Overall, the decline doesn't make sense for the game's most rabidly followed conference until you factor in the typical reason: Sometimes it's just easier to stay home.
"Winning takes care of it, but not all of it," Holmoe said.
The Big Ten routinely has the top three teams in attendance -- Michigan, Ohio State and Penn State. But the league declined in 2019 for the fourth time in six years, and you can blame bottom feeders Maryland and Rutgers if you must. Rutgers' attendance (30,082 in 2019) has dropped 40 percent since it joined the league in 2014. Maryland rebounded slightly this season after posting its lowest average attendance since at least 2005 in 2018 (33,594).

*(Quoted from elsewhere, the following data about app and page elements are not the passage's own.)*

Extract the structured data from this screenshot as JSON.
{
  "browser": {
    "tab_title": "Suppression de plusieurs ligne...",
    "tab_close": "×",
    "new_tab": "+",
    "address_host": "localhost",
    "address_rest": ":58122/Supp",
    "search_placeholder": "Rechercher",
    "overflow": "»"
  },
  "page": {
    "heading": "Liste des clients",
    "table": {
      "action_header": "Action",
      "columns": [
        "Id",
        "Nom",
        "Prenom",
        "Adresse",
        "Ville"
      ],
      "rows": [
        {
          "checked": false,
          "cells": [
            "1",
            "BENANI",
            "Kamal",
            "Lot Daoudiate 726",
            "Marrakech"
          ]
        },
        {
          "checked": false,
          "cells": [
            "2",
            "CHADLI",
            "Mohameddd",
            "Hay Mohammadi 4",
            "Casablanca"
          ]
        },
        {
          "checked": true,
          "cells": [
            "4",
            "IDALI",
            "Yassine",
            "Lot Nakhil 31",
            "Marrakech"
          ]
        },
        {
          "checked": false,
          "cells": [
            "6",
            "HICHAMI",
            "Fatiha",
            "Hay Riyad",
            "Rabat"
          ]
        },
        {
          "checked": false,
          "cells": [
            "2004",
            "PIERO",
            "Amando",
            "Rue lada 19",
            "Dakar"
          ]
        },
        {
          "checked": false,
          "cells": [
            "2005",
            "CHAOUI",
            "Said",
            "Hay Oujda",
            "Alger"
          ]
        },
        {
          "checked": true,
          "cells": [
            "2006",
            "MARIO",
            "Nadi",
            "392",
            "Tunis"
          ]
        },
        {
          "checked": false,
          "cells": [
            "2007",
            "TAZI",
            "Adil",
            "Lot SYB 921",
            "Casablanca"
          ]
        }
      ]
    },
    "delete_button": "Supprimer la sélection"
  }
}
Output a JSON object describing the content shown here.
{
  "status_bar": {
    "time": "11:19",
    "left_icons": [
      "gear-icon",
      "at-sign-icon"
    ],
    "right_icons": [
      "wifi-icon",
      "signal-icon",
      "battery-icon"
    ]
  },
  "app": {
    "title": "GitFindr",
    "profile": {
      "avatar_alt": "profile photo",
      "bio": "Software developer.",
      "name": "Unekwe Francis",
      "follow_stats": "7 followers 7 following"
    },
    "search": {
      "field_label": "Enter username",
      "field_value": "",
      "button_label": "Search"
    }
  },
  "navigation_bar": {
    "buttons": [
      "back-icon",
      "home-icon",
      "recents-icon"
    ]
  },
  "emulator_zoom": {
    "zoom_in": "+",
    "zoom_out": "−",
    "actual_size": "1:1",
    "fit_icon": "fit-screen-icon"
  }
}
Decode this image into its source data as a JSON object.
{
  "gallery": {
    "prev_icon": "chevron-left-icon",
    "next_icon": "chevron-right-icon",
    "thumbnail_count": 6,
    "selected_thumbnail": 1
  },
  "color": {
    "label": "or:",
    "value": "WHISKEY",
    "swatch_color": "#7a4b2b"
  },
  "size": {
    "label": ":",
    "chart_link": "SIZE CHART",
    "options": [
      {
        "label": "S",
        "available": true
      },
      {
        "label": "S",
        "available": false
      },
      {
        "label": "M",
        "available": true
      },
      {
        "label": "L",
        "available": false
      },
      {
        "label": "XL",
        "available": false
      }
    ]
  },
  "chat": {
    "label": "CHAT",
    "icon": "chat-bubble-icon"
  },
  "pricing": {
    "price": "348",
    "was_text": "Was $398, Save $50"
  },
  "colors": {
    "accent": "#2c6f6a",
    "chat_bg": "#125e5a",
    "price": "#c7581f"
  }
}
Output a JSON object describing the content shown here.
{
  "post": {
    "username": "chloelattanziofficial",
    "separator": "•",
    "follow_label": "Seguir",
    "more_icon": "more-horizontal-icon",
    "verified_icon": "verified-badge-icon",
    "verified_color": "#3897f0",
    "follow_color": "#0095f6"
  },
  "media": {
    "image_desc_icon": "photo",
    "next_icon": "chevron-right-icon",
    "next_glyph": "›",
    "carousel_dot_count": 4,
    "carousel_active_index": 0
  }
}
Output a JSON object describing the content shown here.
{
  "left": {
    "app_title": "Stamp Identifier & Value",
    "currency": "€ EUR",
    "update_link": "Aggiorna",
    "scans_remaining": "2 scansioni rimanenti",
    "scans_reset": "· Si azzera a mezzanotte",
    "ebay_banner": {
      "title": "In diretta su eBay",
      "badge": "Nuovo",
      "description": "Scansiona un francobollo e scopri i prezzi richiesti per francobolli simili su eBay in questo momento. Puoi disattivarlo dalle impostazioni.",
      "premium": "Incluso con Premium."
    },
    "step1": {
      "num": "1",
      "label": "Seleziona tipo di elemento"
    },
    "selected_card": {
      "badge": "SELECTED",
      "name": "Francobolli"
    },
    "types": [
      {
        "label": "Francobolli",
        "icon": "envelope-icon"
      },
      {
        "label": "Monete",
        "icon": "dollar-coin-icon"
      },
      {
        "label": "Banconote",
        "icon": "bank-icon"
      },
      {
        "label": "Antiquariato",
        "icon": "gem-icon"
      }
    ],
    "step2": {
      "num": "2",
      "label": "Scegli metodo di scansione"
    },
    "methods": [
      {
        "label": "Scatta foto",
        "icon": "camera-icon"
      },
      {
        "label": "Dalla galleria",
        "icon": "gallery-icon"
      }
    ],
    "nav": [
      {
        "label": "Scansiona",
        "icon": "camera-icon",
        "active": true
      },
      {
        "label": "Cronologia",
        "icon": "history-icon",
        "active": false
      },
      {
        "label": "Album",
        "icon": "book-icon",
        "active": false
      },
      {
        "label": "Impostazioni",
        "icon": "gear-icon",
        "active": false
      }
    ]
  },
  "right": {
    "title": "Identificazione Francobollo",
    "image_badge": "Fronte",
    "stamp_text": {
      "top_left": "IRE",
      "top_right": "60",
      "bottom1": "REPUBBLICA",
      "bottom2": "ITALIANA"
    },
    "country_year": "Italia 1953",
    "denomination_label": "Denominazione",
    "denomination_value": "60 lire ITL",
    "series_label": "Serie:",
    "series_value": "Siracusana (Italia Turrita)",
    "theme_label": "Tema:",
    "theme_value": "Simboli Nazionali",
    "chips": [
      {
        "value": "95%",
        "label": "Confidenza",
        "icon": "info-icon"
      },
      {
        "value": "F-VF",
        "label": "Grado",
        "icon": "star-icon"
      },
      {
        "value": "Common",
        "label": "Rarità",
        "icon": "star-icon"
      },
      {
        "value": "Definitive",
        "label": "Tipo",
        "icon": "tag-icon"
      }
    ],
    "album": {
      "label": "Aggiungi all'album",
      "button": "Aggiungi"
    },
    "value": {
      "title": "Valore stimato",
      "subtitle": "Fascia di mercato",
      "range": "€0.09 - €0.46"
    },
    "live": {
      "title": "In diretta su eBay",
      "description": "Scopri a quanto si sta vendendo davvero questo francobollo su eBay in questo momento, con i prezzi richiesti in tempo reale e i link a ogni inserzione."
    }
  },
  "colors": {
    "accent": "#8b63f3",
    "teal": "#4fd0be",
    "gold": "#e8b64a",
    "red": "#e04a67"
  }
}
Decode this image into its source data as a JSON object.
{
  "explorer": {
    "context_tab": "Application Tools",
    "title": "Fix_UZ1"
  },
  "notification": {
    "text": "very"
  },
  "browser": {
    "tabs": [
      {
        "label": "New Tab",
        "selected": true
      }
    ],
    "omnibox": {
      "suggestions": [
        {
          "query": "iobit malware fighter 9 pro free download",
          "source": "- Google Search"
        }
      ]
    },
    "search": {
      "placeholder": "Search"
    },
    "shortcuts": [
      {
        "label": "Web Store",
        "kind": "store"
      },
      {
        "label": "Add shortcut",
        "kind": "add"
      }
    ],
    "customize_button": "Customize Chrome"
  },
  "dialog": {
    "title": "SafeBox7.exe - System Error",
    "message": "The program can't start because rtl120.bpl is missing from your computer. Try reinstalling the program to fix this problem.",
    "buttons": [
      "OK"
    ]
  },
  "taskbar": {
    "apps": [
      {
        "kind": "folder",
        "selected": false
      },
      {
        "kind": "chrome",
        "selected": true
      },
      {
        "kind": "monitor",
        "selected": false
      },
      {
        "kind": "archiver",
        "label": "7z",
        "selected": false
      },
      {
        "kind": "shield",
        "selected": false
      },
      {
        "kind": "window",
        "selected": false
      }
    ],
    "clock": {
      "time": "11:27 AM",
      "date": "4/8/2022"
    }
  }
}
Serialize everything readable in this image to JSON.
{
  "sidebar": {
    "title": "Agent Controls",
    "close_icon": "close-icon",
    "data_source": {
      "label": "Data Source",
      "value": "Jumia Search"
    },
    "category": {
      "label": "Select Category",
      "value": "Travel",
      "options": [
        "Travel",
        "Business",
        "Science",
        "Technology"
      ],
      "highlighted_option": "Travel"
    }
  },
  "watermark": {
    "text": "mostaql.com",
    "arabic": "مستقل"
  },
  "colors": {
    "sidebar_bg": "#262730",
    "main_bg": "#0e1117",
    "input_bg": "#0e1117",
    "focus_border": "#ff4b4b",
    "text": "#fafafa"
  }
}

The Pac-12's decline is easier to understand. The conference has struggled on the field, appearing in only two of the six CFPs. League attendance has shrunk seven consecutive years. Since a league-record average of almost 58,000 in 2007, the conference's attendance is down almost 20 percent to slightly more than 46,000.
"There is no question that attendance across all sports -- collegiate and pro -- and not just college football is something we are all looking at," the Pac-12 said in a statement provided to CBS Sports. "There are a lot of reasons for the challenges around attendance, including changing fan habits, technology, entertainment options, television options and game times. Our schools spend a lot of time and effort to drive fan attendance and engagement, and the conference supports them and works collaboratively in this effort."
There is that obvious correlation between winning and losing. Only two of the top 10 teams in the final AP Top 25 lost attendance. Even then, it was minuscule at Oklahoma (-4 percent) and Alabama (445 fans per game, -0.04 percent).
No. 10 Minnesota won 11 games for the first time since 1903. No surprise it had the largest overall increase of any team in the top 50 in attendance (8,275 fans per game, 21.9 percent).
There's also no better way to get fired than fan apathy. Of the nine FBS schools that fired coaches in 2019, seven suffered attendance drops. Colorado State (-20.9 percent), Florida State (-20.9 percent) Rutgers (-20.4 percent) and Arkansas (-15.0 percent) were the "leaders." Only Missouri and UNLV gained attendance last season while firing coaches.
Again, no single source speaks for the game. It can't be NCAA president Mark Emmert. The association sets play and practice rules but has nothing to do with revenue distribution or staging a football championship.
AJ Maestas said college administrators tend to be conservative with new ideas because of the "tight financial environment" at public universities. Maestas is the founder and CEO of Navigate, a sports and entertainment research firm located in Chicago.
"It's kind of ironic," he said. "Public universities are supposed to be this safe space for innovation. Politically and professionally that's not true."
That why's the Google summit meant so much. They talked of "roof shot" ideas vs. "moon shots." Roof shots improve businesses by 10 percent. Moon shots can spike a business by a multiple of 10.
"What's the moon shot?" Wurthman asked. "We talked a lot about breaking rules."
College football would settle for breaking some attendance records.